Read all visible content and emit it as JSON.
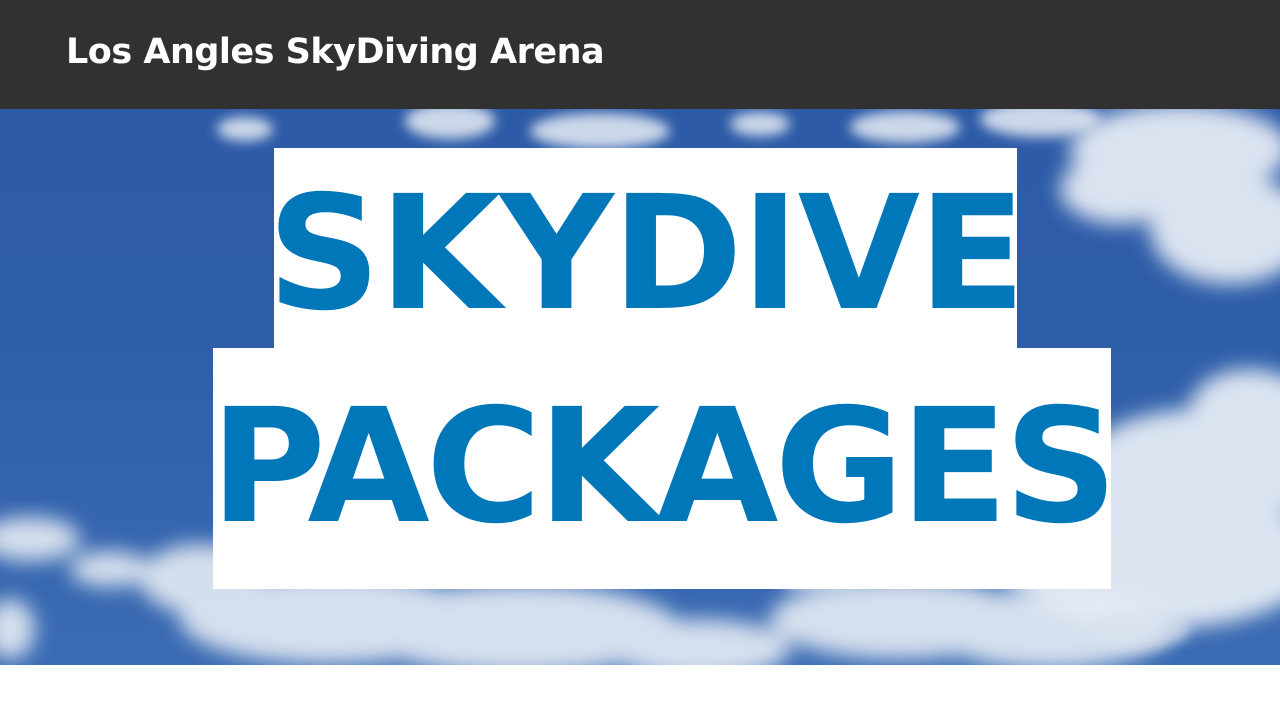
{
  "header": {
    "site_title": "Los Angles SkyDiving Arena"
  },
  "hero": {
    "headline_line1": "SKYDIVE",
    "headline_line2": "PACKAGES",
    "headline_color": "#0077b8",
    "sky_color": "#2e5ea9",
    "header_bg": "#313131"
  }
}
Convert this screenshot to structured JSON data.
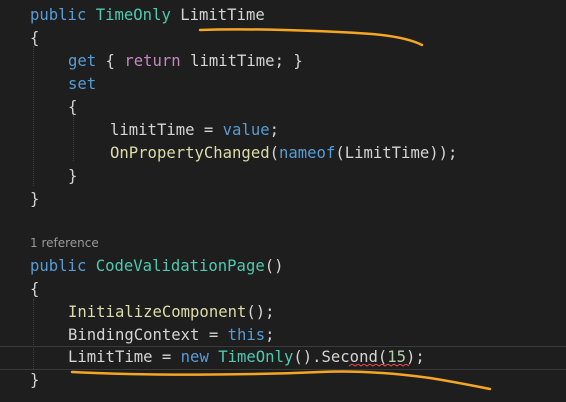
{
  "code": {
    "line1": {
      "public": "public",
      "type": "TimeOnly",
      "name": "LimitTime"
    },
    "line2": {
      "brace": "{"
    },
    "line3": {
      "get": "get",
      "ob": " { ",
      "ret": "return",
      "rest": " limitTime; }"
    },
    "line4": {
      "set": "set"
    },
    "line5": {
      "brace": "{"
    },
    "line6": {
      "field": "limitTime",
      "eq": " = ",
      "value": "value",
      "semi": ";"
    },
    "line7": {
      "fn": "OnPropertyChanged",
      "p1": "(",
      "nameof": "nameof",
      "arg": "(LimitTime));"
    },
    "line8": {
      "brace": "}"
    },
    "line9": {
      "brace": "}"
    },
    "lens": "1 reference",
    "line10": {
      "public": "public",
      "ctor": "CodeValidationPage",
      "parens": "()"
    },
    "line11": {
      "brace": "{"
    },
    "line12": {
      "fn": "InitializeComponent",
      "rest": "();"
    },
    "line13": {
      "prop": "BindingContext",
      "eq": " = ",
      "this": "this",
      "semi": ";"
    },
    "line14": {
      "prop": "LimitTime",
      "eq": " = ",
      "new": "new",
      "type": "TimeOnly",
      "mid": "().",
      "member": "Second",
      "open": "(",
      "num": "15",
      "close": ");"
    },
    "line15": {
      "brace": "}"
    }
  },
  "colors": {
    "keyword": "#569cd6",
    "control_keyword": "#c586c0",
    "type": "#4ec9b0",
    "function": "#dcdcaa",
    "variable": "#9cdcfe",
    "number": "#b5cea8",
    "annotation": "#f5a623",
    "error_squiggle": "#f14c4c"
  }
}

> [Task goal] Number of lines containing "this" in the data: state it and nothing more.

> [Written response] 2